» **Task objective**:
Find the string "time" in the listing and report every line that has it.
++++++++
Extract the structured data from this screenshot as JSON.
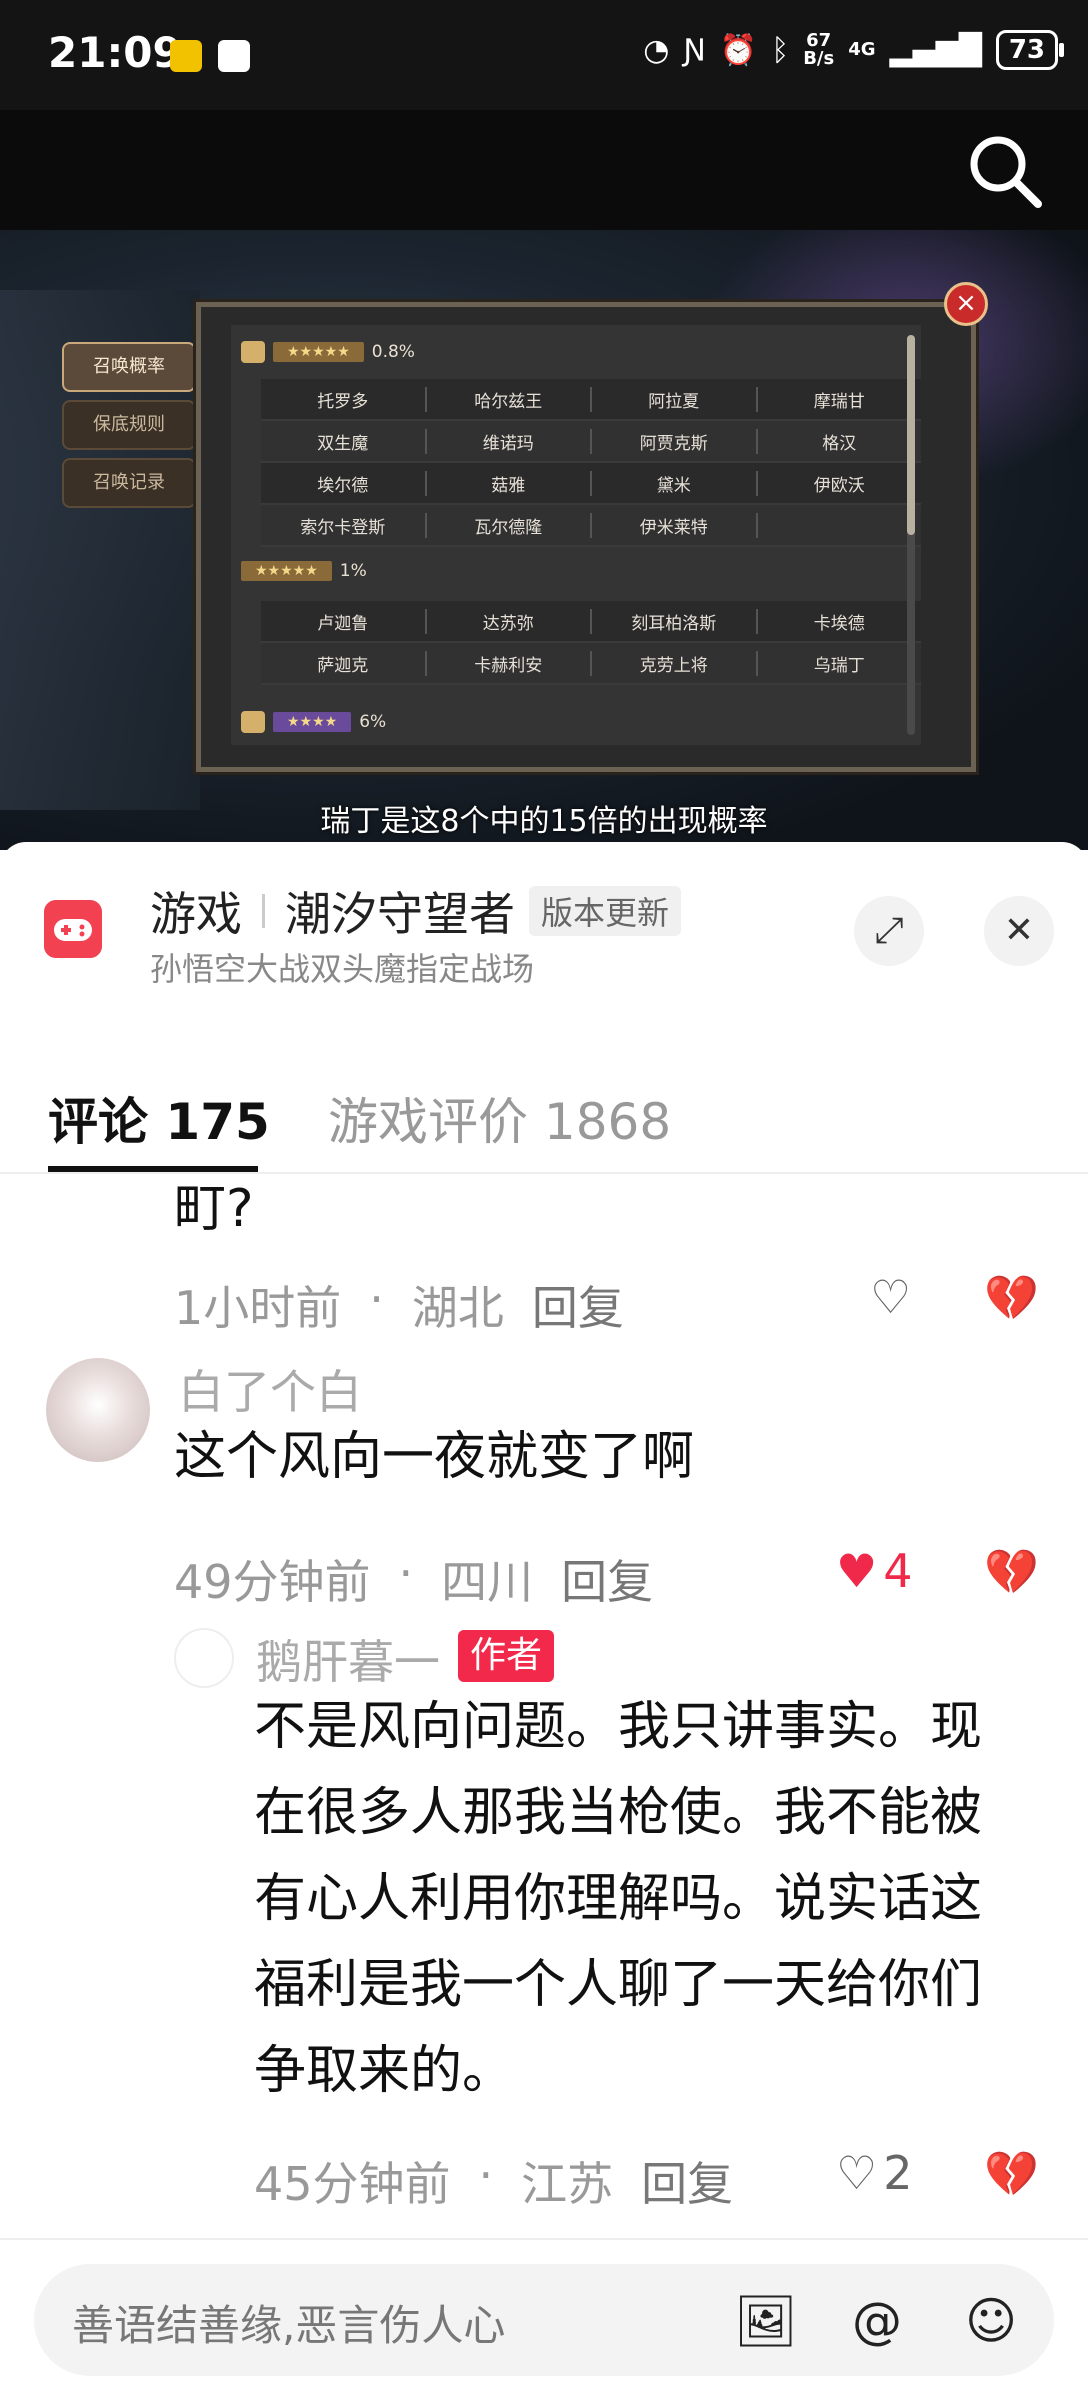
{
  "status": {
    "time": "21:09",
    "net_speed_top": "67",
    "net_speed_bottom": "B/s",
    "signal": "4G",
    "battery": "73"
  },
  "video": {
    "subtitle": "瑞丁是这8个中的15倍的出现概率",
    "tabs": [
      "召唤概率",
      "保底规则",
      "召唤记录"
    ],
    "groups": [
      {
        "stars": "★★★★★",
        "pct": "0.8%",
        "rows": [
          [
            "托罗多",
            "哈尔兹王",
            "阿拉夏",
            "摩瑞甘"
          ],
          [
            "双生魔",
            "维诺玛",
            "阿贾克斯",
            "格汉"
          ],
          [
            "埃尔德",
            "菇雅",
            "黛米",
            "伊欧沃"
          ],
          [
            "索尔卡登斯",
            "瓦尔德隆",
            "伊米莱特",
            ""
          ]
        ]
      },
      {
        "stars": "★★★★★",
        "pct": "1%",
        "rows": [
          [
            "卢迦鲁",
            "达苏弥",
            "刻耳柏洛斯",
            "卡埃德"
          ],
          [
            "萨迦克",
            "卡赫利安",
            "克劳上将",
            "乌瑞丁"
          ]
        ]
      },
      {
        "stars": "★★★★",
        "pct": "6%"
      }
    ]
  },
  "game": {
    "category": "游戏",
    "name": "潮汐守望者",
    "badge": "版本更新",
    "subtitle": "孙悟空大战双头魔指定战场"
  },
  "tabs": {
    "comments": "评论 175",
    "reviews": "游戏评价 1868"
  },
  "comments": [
    {
      "text": "町?",
      "time": "1小时前",
      "location": "湖北",
      "reply": "回复",
      "likes": ""
    },
    {
      "user": "白了个白",
      "text": "这个风向一夜就变了啊",
      "time": "49分钟前",
      "location": "四川",
      "reply": "回复",
      "likes": "4"
    },
    {
      "user": "鹅肝暮一",
      "author_badge": "作者",
      "lines": [
        "不是风向问题。我只讲事实。现",
        "在很多人那我当枪使。我不能被",
        "有心人利用你理解吗。说实话这",
        "福利是我一个人聊了一天给你们",
        "争取来的。"
      ],
      "time": "45分钟前",
      "location": "江苏",
      "reply": "回复",
      "likes": "2"
    }
  ],
  "input": {
    "placeholder": "善语结善缘,恶言伤人心"
  },
  "colors": {
    "accent": "#f2294a",
    "game_icon": "#f24150"
  }
}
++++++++
» **Result of this exercise**:
    "time": "21:09",
      "time": "1小时前",
      "time": "49分钟前",
      "time": "45分钟前",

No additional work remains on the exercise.